──────── DATA EXTRACT ────────

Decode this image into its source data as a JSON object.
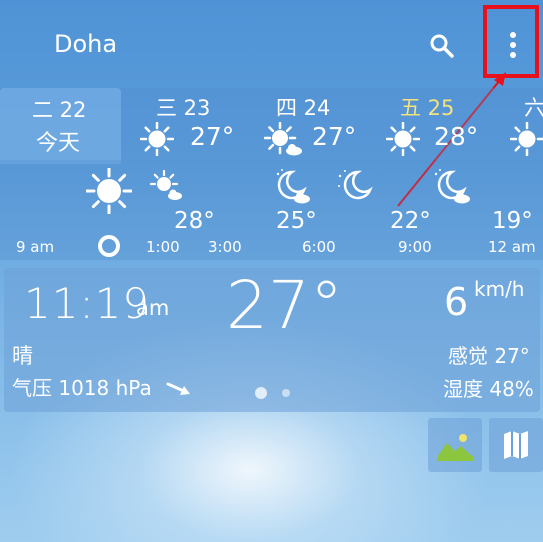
{
  "header": {
    "city": "Doha"
  },
  "days": [
    {
      "date": "二 22",
      "name": "今天",
      "selected": true
    },
    {
      "date": "三 23",
      "temp": "27°"
    },
    {
      "date": "四 24",
      "temp": "27°"
    },
    {
      "date": "五 25",
      "temp": "28°",
      "date_color": "#f6e27c"
    },
    {
      "date": "六"
    }
  ],
  "hourly": {
    "temps": [
      "28°",
      "25°",
      "22°",
      "19°"
    ],
    "times": [
      "9 am",
      "1:00",
      "3:00",
      "6:00",
      "9:00",
      "12 am"
    ]
  },
  "current": {
    "time": "11:19",
    "ampm": "am",
    "temp": "27°",
    "wind": "6",
    "wind_unit": "km/h",
    "condition": "晴",
    "feels": "感觉 27°",
    "pressure": "气压 1018 hPa",
    "humidity": "湿度 48%"
  },
  "colors": {
    "highlight": "#e8101a",
    "sun": "#ffffff"
  },
  "icons": [
    "search-icon",
    "more-vert-icon",
    "sun-icon",
    "moon-cloud-icon",
    "landscape-icon",
    "map-icon",
    "pressure-arrow-icon"
  ]
}
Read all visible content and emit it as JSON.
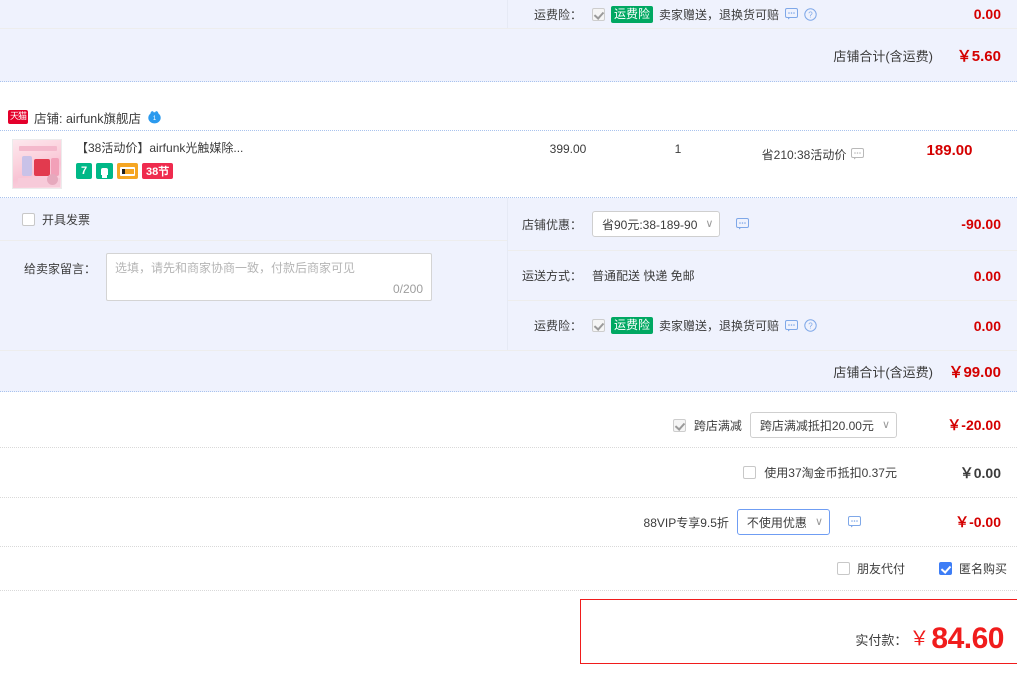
{
  "top_store_block": {
    "insurance_row": {
      "label": "运费险：",
      "checked": true,
      "pill": "运费险",
      "text": "卖家赠送，退换货可赔",
      "amount": "0.00"
    },
    "store_total": {
      "label": "店铺合计(含运费)",
      "amount": "￥5.60"
    }
  },
  "store": {
    "tmall_badge": "天猫",
    "name": "店铺: airfunk旗舰店",
    "chat_icon": "wangwang-icon"
  },
  "product": {
    "title": "【38活动价】airfunk光触媒除...",
    "tags": [
      "7",
      "lamp-icon",
      "card-icon",
      "38节"
    ],
    "unit_price": "399.00",
    "quantity": "1",
    "promo_note": "省210:38活动价",
    "subtotal": "189.00"
  },
  "left_pane": {
    "invoice_label": "开具发票",
    "invoice_checked": false,
    "message_label": "给卖家留言：",
    "message_placeholder": "选填，请先和商家协商一致，付款后商家可见",
    "message_value": "",
    "message_counter": "0/200"
  },
  "right_pane": {
    "shop_discount": {
      "label": "店铺优惠：",
      "selected": "省90元:38-189-90",
      "amount": "-90.00"
    },
    "shipping": {
      "label": "运送方式：",
      "text": "普通配送 快递 免邮",
      "amount": "0.00"
    },
    "insurance": {
      "label": "运费险：",
      "checked": true,
      "pill": "运费险",
      "text": "卖家赠送，退换货可赔",
      "amount": "0.00"
    },
    "store_total": {
      "label": "店铺合计(含运费)",
      "amount": "￥99.00"
    }
  },
  "promotions": {
    "cross_store": {
      "checked": true,
      "label": "跨店满减",
      "selected": "跨店满减抵扣20.00元",
      "amount": "￥-20.00"
    },
    "coin": {
      "checked": false,
      "label": "使用37淘金币抵扣0.37元",
      "amount": "￥0.00"
    },
    "vip": {
      "label": "88VIP专享9.5折",
      "selected": "不使用优惠",
      "amount": "￥-0.00"
    },
    "options": {
      "friend_pay": {
        "label": "朋友代付",
        "checked": false
      },
      "anonymous": {
        "label": "匿名购买",
        "checked": true
      }
    }
  },
  "final_total": {
    "label": "实付款：",
    "currency": "￥",
    "amount": "84.60"
  },
  "colors": {
    "accent_red": "#d40000",
    "total_red": "#f01c1c",
    "tmall_red": "#e4002b",
    "insurance_green": "#00a862",
    "checkbox_blue": "#3d7df6",
    "pane_blue": "#eff2fd"
  }
}
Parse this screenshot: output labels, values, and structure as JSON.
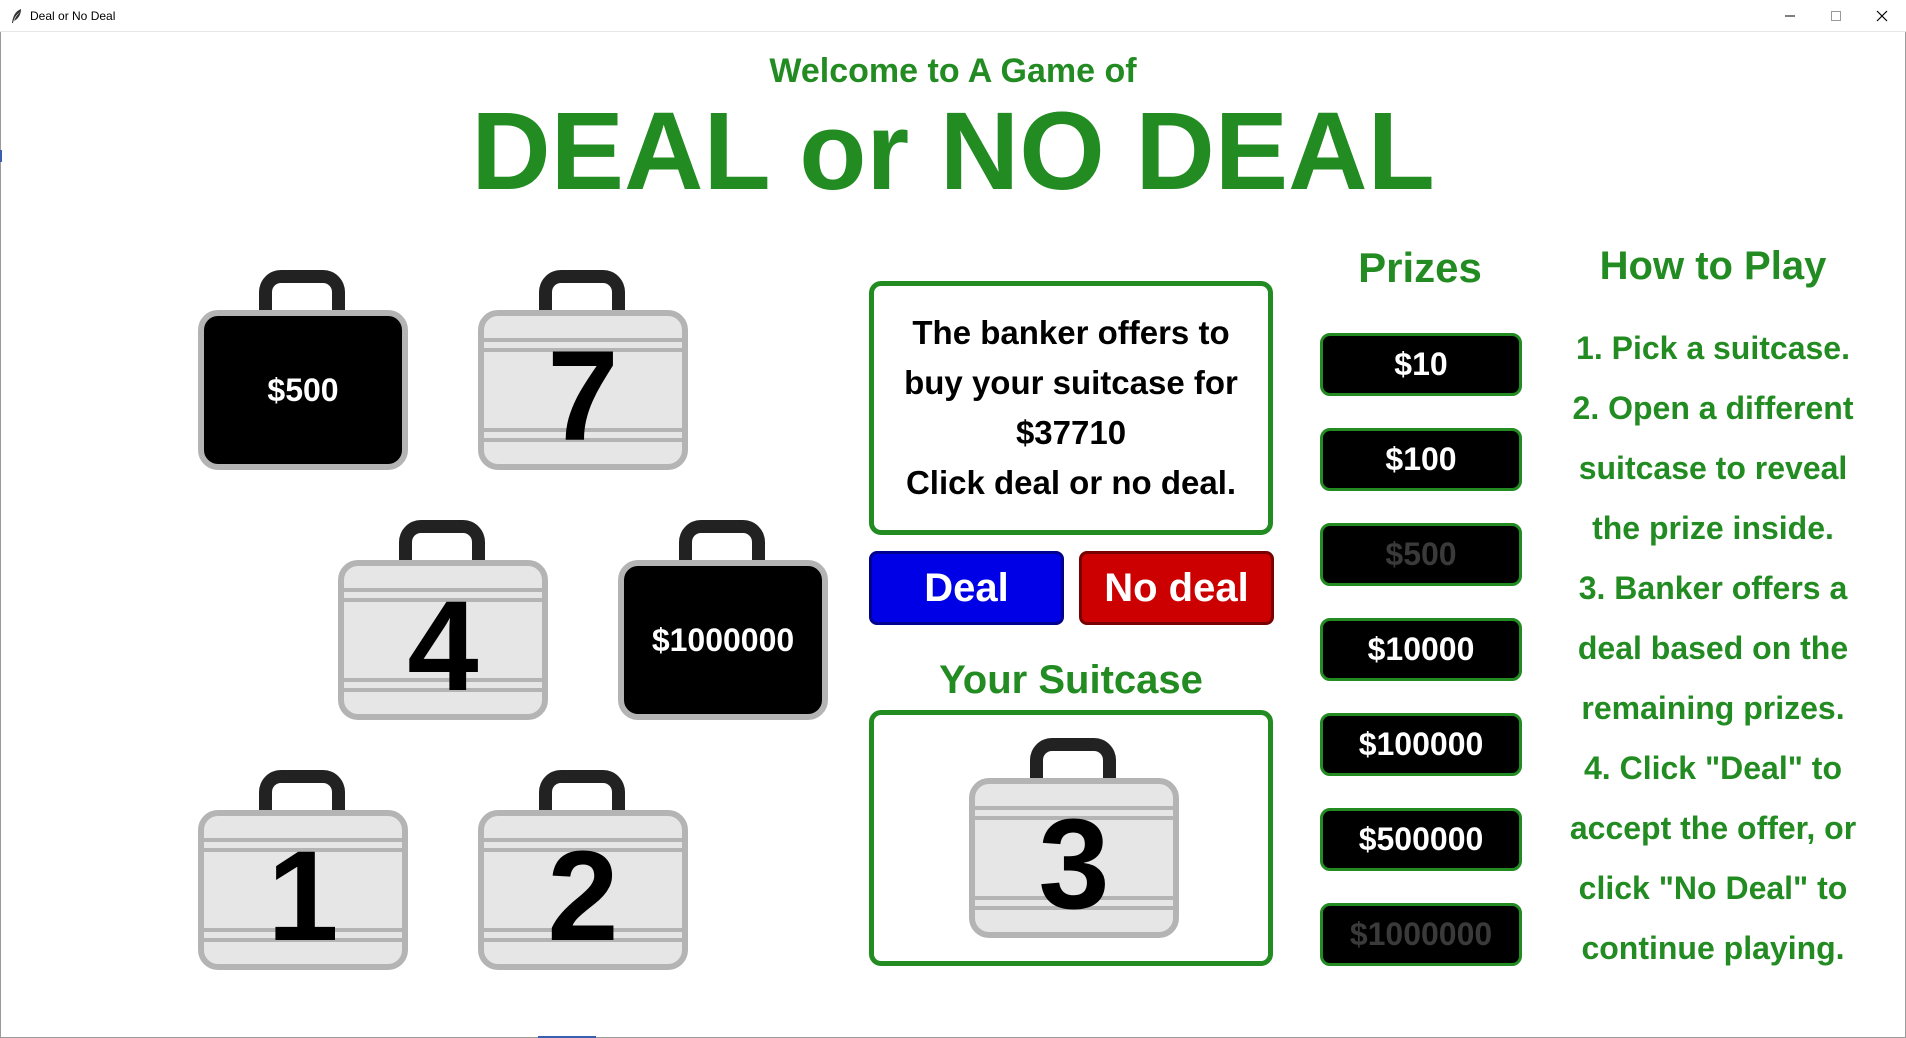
{
  "window": {
    "title": "Deal or No Deal"
  },
  "header": {
    "welcome": "Welcome to A Game of",
    "title": "DEAL or NO DEAL"
  },
  "board": {
    "suitcases": [
      {
        "label": "$500",
        "opened": true
      },
      {
        "label": "7",
        "opened": false
      },
      {
        "label": "4",
        "opened": false
      },
      {
        "label": "$1000000",
        "opened": true
      },
      {
        "label": "1",
        "opened": false
      },
      {
        "label": "2",
        "opened": false
      }
    ]
  },
  "banker": {
    "lines": [
      "The banker offers to",
      "buy your suitcase for",
      "$37710",
      "Click deal or no deal."
    ],
    "deal_label": "Deal",
    "nodeal_label": "No deal"
  },
  "your_suitcase": {
    "heading": "Your Suitcase",
    "number": "3"
  },
  "prizes": {
    "heading": "Prizes",
    "items": [
      {
        "label": "$10",
        "eliminated": false
      },
      {
        "label": "$100",
        "eliminated": false
      },
      {
        "label": "$500",
        "eliminated": true
      },
      {
        "label": "$10000",
        "eliminated": false
      },
      {
        "label": "$100000",
        "eliminated": false
      },
      {
        "label": "$500000",
        "eliminated": false
      },
      {
        "label": "$1000000",
        "eliminated": true
      }
    ]
  },
  "howto": {
    "heading": "How to Play",
    "lines": [
      "1. Pick a suitcase.",
      "2. Open a different",
      "suitcase to reveal",
      "the prize inside.",
      "3. Banker offers a",
      "deal based on the",
      "remaining prizes.",
      "4. Click \"Deal\" to",
      "accept the offer, or",
      "click \"No Deal\" to",
      "continue playing."
    ]
  },
  "colors": {
    "accent_green": "#228b22",
    "deal_blue": "#0000e6",
    "nodeal_red": "#cc0000",
    "case_silver": "#e6e6e6",
    "opened_case": "#000000"
  }
}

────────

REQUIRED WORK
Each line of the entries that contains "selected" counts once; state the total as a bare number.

ANSWER BOX
4